Arts and Crafts
Children begin early to express themselves with painting, paper cutting and design. Craft skills are introduced initially to enhance fine motor development. Students use a variety of artistic media to increase skills, communicate and enjoy the process of creating artistic works. Students study the contributions of art to world cultures and its significance to our society.
Maria Montessori recognized that the development of motor skills is an essential bridge to understanding basic language and mathematical concepts. At MSNV, mind and body coordination are integrated, and the spacious classrooms allow children to be physically active. Outside, carefully planned and constructed play areas provide room for vigorous physical play. Our physical education goal for the Elementary child is to be an active, happy participant, while developing fitness and skills in a program that fosters good human relationships. A variety of strategies and activities are used to accommodate the diversity of skill levels. Safety, fun and good sportsmanship are emphasized.
The music program at MSNV is based on the concepts of German composer Carl Orff. The framework of Orff Schulwerk is built upon things children love to do: sing, chant rhymes, clap, dance, and keep a beat on whatever is near at hand. In the beginning, children learn by hearing, imitating, and making music together. Children at MSNV get their first musical experiences from their own speech, songs, and poems interpreted dramatically and embellished with percussion instruments and the beautiful Orff instruments. These are wooden and metal xylophones and glockenspiels. Creative and imitative movements are used to foster self-expression. Children are given opportunities to share these musical activities for other students and parents throughout the year.
Just as when learning a language, we speak first, and then later learn to read and write. At this age, experiencing music in all of its forms is much more important than learning how to read notes. At MSNV children 5 years and older learn to read rhythmic notation and in some cases musical notation.
The materials used include folk music, seasonal and traditional songs and rhymes, Mother Goose, and games and dances. The basic methods of "Orff-Schulwerk," with its progressive structure, integration of musical elements, and self-paced, hands-on technique, are fully compatible with the Montessori philosophy.
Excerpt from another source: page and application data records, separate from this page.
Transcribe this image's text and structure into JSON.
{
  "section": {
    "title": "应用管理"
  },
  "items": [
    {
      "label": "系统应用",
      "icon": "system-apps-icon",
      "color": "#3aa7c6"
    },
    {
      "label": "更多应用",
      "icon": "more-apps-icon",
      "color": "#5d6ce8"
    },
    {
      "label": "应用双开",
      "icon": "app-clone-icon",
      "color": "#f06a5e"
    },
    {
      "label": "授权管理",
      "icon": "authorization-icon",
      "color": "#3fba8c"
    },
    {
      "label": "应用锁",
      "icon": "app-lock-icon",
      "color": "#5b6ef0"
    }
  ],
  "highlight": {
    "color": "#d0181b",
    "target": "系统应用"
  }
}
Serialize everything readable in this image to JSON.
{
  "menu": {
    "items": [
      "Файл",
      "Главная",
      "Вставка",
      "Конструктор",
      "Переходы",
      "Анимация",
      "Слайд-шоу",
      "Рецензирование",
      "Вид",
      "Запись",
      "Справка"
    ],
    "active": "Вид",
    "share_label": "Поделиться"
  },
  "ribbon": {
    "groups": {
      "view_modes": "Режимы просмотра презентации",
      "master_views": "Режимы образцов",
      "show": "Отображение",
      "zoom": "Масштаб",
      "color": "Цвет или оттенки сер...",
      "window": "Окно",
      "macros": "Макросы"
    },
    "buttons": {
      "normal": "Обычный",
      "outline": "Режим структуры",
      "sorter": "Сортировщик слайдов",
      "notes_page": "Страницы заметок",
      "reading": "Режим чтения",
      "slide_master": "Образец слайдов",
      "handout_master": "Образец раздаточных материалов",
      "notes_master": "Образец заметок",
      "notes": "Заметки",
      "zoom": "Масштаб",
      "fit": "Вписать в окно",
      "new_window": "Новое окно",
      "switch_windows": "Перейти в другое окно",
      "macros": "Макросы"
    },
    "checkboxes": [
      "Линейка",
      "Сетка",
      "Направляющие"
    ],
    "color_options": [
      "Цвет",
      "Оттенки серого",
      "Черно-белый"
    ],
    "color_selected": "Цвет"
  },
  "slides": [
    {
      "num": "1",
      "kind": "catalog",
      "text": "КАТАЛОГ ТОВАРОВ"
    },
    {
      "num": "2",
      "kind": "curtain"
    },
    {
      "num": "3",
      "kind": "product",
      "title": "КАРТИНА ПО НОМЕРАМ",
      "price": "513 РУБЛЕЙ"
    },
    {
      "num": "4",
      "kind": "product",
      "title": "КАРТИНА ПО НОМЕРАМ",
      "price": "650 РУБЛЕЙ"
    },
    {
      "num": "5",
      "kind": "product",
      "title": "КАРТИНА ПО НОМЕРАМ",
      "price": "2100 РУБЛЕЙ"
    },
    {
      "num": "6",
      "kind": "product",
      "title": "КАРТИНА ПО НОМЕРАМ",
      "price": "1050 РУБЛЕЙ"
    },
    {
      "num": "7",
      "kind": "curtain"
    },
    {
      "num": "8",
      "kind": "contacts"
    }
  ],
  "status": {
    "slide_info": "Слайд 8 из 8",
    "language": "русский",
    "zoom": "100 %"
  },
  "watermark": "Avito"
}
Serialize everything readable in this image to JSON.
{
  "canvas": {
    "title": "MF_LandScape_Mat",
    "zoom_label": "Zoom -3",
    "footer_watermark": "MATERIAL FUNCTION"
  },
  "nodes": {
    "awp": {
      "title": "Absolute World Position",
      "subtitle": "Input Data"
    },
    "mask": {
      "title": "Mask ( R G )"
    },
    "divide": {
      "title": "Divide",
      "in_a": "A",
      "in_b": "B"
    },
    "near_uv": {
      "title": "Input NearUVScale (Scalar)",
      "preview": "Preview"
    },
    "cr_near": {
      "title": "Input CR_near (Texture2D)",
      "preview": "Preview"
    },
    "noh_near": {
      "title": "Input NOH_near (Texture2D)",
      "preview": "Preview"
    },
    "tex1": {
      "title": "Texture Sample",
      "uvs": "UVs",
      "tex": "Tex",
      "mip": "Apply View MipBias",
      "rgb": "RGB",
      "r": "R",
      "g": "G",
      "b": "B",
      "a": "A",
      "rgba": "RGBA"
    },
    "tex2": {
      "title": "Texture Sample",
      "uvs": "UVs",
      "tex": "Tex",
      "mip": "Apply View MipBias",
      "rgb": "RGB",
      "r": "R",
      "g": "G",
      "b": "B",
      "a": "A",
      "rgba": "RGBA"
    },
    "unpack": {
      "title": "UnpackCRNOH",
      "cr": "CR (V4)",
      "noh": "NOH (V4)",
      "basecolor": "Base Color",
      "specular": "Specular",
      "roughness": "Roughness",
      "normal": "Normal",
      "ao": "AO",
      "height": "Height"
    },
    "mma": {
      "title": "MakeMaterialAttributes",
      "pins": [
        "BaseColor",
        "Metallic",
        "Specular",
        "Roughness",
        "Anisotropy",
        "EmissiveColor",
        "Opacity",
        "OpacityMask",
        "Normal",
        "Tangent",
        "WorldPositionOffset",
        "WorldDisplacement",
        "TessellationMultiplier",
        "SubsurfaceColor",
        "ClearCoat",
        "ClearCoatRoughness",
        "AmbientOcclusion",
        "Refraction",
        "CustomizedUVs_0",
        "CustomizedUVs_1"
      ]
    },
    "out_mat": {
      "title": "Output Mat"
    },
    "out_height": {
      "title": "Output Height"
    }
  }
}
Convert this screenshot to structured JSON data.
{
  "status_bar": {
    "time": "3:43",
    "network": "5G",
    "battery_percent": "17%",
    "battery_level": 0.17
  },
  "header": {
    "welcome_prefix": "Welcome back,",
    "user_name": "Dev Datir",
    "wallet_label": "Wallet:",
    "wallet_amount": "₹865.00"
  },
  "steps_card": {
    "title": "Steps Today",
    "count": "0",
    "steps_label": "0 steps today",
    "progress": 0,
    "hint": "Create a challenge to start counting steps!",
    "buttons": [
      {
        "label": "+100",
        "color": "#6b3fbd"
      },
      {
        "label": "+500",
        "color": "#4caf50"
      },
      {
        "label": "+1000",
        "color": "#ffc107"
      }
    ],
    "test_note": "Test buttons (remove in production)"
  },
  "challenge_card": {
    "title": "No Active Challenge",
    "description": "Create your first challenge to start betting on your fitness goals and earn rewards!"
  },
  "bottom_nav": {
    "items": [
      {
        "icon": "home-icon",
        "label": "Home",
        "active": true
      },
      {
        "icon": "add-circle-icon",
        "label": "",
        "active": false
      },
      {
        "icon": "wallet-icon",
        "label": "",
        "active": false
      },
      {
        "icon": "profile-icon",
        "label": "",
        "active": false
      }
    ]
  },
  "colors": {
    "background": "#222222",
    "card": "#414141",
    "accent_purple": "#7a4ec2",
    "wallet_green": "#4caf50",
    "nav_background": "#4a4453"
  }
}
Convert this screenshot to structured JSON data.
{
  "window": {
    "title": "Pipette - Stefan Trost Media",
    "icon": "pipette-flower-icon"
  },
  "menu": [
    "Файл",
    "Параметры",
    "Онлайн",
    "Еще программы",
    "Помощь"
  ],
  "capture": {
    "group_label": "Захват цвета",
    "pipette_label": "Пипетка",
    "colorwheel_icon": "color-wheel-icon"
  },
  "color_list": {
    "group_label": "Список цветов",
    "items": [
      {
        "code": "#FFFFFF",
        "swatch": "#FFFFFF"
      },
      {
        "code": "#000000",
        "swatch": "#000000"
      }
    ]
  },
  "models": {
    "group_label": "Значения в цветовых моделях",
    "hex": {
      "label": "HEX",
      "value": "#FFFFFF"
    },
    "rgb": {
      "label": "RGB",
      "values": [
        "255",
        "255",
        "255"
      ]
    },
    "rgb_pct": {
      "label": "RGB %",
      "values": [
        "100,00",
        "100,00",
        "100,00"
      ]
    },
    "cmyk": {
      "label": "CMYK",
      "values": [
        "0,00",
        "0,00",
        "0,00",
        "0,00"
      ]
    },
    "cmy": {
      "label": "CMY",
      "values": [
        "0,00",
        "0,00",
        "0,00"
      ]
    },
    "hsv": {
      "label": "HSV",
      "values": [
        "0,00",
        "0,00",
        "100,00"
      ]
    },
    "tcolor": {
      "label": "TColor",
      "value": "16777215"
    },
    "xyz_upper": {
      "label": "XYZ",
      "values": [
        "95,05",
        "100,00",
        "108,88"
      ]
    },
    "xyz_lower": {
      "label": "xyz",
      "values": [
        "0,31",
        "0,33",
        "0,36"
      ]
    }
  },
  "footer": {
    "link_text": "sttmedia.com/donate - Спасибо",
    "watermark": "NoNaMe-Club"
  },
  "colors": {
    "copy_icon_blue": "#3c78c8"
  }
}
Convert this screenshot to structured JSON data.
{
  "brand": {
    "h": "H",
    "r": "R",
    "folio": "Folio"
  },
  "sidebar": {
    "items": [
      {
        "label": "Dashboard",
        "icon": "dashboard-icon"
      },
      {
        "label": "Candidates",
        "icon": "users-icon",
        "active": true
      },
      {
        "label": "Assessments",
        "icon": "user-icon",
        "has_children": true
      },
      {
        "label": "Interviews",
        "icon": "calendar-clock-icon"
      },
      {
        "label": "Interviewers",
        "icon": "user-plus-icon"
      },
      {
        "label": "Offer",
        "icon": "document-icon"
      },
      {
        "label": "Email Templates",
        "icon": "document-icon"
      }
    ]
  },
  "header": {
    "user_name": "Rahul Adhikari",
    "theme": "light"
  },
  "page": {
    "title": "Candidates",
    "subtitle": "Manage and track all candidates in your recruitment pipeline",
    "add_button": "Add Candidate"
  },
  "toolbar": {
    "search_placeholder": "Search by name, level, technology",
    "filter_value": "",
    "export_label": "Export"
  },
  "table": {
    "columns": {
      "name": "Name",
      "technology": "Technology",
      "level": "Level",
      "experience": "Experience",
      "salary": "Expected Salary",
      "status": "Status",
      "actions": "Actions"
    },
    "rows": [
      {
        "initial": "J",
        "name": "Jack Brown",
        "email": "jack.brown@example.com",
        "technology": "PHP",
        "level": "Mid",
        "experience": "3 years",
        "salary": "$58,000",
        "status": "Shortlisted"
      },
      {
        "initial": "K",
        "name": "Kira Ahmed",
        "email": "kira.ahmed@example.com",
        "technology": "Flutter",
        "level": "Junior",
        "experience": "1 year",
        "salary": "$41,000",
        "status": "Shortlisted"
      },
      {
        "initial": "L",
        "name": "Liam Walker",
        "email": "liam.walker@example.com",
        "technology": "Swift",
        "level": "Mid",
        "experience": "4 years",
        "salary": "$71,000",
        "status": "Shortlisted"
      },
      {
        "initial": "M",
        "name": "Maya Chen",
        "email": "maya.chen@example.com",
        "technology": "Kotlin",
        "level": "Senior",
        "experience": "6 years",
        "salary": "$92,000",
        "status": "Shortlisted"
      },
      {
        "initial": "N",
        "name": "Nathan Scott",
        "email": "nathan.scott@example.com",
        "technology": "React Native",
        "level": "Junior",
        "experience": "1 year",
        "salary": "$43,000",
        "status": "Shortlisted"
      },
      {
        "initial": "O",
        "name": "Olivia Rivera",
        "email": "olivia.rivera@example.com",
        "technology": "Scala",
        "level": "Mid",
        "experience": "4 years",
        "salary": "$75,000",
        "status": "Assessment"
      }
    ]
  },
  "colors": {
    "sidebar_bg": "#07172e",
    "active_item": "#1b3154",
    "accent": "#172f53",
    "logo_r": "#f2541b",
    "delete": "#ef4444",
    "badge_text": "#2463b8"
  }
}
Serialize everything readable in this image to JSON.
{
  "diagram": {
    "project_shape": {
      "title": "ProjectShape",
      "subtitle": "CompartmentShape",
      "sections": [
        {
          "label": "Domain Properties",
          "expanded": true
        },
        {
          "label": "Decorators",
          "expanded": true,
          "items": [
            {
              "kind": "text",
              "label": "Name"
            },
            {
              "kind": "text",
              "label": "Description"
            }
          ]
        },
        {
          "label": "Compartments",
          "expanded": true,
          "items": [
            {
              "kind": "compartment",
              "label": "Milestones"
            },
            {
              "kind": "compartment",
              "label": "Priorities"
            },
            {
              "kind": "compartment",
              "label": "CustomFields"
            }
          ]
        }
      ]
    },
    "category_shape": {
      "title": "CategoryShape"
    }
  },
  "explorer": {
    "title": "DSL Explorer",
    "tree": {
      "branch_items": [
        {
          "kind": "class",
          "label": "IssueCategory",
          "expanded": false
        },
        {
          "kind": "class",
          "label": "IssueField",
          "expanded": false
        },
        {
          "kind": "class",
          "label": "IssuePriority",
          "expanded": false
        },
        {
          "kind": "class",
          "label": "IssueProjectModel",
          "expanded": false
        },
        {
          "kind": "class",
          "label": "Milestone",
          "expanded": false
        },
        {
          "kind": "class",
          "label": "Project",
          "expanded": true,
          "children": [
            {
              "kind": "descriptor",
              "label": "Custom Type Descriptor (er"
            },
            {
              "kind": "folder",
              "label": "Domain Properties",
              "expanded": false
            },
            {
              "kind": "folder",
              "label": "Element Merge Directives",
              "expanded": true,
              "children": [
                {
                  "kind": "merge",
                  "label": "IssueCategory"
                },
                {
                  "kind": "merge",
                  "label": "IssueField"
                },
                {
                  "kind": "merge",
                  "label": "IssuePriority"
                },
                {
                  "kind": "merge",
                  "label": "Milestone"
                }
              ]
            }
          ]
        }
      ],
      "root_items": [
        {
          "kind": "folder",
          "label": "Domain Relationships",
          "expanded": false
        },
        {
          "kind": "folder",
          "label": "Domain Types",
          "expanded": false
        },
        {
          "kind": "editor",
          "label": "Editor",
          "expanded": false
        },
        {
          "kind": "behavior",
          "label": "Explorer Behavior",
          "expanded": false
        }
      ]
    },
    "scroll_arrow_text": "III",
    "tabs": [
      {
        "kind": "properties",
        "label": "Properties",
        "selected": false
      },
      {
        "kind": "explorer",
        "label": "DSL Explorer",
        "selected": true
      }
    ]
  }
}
Spanish language instruction is part of the educational program for all Primary and Elementary students. Children are taught through a process of progressive mastery of skills: listening and speaking first, followed by reading and writing. The use of finger-plays, rhythmic verses, songs, visuals and games at all levels makes language instruction more enjoyable, and thus more effective. Folk songs both expand students' vocabularies and introduce Spanish cultural, geographic and historical elements as well. The Montessori technique of hands-on learning is applied through the physical dramatization of information in brief, simple activities and repetitions that encourage a sense of mastery and progress.
Computers are important tools in today’s world. In the classroom, computers are one of many resources available to children. More advanced readers doing independent research may use the internet with supervision to augment other information sources. Children may also work on keyboarding skills or publish stories using the computer.